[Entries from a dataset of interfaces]

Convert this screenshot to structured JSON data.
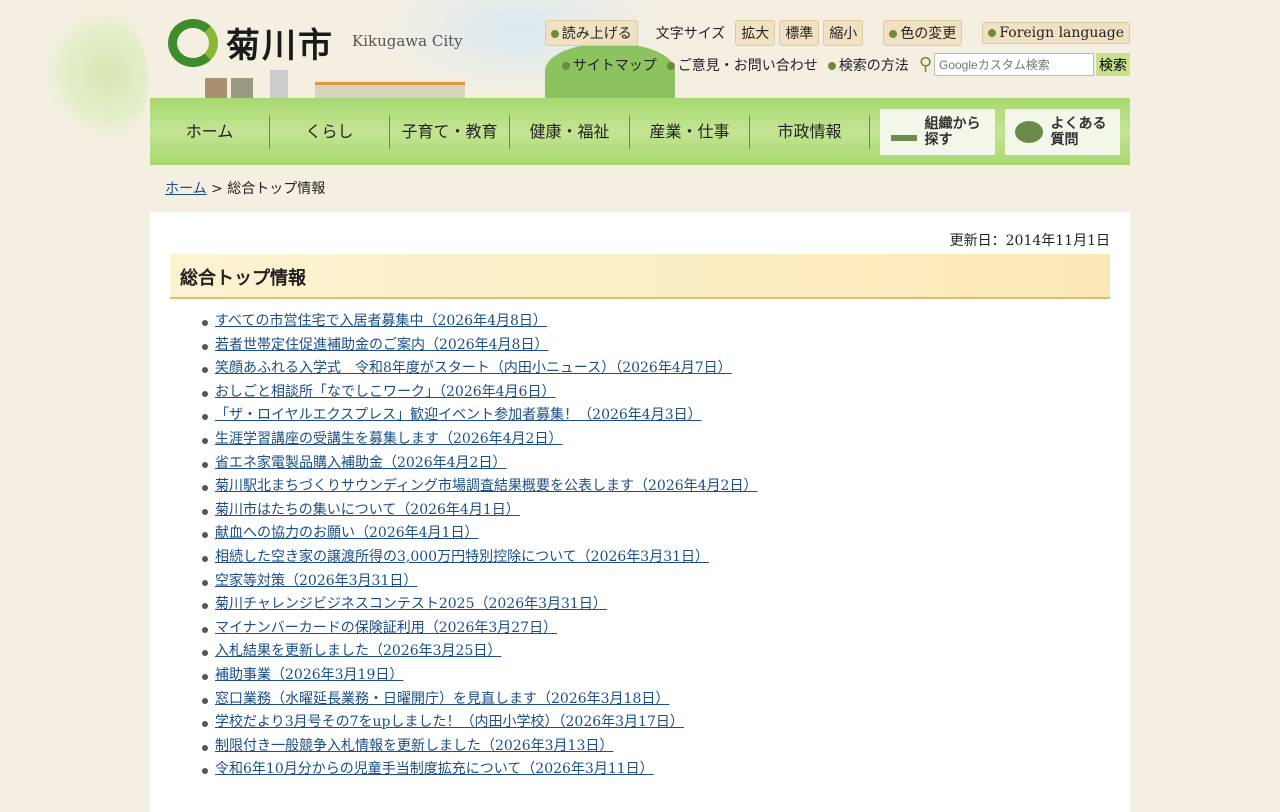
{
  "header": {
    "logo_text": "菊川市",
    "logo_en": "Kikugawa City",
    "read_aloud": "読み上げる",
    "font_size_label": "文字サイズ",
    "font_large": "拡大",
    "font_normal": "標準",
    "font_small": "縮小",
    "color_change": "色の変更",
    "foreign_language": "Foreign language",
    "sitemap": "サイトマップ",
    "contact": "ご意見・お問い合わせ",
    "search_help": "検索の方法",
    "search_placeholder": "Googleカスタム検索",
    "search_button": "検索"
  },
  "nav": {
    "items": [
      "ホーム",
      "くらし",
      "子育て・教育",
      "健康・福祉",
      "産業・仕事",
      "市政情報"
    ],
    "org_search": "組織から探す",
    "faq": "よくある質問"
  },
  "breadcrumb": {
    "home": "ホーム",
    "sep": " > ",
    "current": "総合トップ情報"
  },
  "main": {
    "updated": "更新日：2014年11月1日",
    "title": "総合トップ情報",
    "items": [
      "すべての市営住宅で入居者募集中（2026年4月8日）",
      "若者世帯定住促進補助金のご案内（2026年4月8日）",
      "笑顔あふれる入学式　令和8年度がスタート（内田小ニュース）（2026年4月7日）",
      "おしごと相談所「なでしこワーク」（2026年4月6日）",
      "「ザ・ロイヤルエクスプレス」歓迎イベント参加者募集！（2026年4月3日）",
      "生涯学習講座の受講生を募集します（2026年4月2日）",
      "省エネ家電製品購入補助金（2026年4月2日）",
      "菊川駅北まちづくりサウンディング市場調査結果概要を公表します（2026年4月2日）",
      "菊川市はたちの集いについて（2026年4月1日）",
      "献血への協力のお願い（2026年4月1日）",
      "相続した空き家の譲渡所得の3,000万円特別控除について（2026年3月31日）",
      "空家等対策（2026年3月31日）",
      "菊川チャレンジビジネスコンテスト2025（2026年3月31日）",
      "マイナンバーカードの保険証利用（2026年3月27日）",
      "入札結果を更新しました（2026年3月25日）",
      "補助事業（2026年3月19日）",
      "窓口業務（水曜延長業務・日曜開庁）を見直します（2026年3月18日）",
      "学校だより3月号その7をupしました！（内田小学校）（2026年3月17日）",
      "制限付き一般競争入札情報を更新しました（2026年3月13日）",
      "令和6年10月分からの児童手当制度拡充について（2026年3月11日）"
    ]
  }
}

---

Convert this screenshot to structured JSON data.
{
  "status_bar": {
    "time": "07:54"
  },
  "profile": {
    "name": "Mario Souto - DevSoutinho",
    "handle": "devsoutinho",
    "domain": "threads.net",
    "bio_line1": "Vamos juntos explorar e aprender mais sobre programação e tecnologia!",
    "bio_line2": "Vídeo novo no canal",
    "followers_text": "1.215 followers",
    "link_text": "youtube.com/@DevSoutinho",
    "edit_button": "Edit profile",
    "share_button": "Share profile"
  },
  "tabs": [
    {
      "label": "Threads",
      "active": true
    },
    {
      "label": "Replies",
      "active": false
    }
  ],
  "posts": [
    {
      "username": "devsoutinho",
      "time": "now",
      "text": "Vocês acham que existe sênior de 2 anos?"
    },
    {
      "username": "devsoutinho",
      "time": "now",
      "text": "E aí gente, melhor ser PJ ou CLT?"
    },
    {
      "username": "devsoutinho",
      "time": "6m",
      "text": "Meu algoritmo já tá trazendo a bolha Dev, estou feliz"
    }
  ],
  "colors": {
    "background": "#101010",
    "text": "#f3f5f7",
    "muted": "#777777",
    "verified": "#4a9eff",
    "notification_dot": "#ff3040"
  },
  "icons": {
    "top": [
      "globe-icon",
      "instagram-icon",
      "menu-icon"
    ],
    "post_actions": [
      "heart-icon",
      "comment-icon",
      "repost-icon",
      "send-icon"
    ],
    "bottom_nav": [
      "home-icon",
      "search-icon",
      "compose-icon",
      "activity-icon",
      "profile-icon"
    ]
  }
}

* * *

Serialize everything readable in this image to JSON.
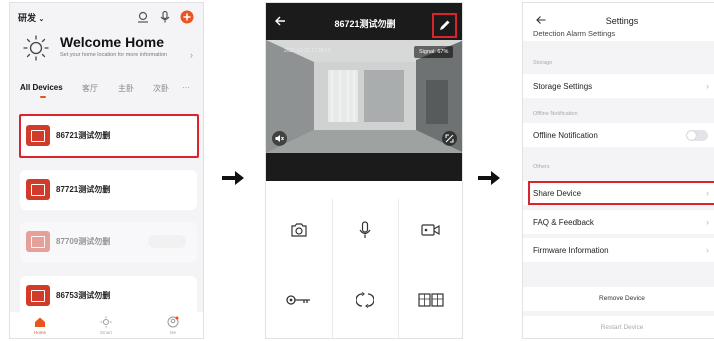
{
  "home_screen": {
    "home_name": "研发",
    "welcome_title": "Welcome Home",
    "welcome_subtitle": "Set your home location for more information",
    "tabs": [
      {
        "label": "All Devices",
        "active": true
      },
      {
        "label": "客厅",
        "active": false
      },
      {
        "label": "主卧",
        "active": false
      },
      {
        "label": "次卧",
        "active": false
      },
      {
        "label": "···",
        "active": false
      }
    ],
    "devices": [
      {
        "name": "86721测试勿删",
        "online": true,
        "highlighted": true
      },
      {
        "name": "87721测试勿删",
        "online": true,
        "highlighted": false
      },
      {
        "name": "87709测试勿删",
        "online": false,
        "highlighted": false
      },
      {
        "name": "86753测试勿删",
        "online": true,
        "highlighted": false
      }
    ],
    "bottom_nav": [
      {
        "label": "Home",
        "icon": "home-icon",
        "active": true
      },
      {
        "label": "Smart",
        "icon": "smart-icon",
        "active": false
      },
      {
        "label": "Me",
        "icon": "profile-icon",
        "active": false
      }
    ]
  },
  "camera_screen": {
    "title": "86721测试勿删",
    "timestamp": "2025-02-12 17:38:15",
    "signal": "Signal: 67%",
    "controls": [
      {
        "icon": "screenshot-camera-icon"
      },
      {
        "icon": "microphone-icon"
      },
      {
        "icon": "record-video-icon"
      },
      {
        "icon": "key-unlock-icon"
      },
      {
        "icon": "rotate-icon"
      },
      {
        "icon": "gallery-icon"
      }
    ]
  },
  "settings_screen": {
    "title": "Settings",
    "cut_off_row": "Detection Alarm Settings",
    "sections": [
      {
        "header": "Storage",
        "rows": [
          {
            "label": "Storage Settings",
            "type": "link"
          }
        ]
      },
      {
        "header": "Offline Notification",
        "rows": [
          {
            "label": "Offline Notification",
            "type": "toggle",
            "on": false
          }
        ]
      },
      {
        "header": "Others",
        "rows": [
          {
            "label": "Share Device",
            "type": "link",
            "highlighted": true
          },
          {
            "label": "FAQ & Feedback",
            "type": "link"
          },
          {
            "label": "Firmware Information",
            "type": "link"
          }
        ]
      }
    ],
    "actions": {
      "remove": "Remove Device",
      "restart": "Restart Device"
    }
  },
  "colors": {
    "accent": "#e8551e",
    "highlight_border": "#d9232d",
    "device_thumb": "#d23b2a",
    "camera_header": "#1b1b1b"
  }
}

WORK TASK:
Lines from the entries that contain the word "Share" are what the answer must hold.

RESULT OF THE TASK:
    "share_button": "Share profile"
            "label": "Share Device",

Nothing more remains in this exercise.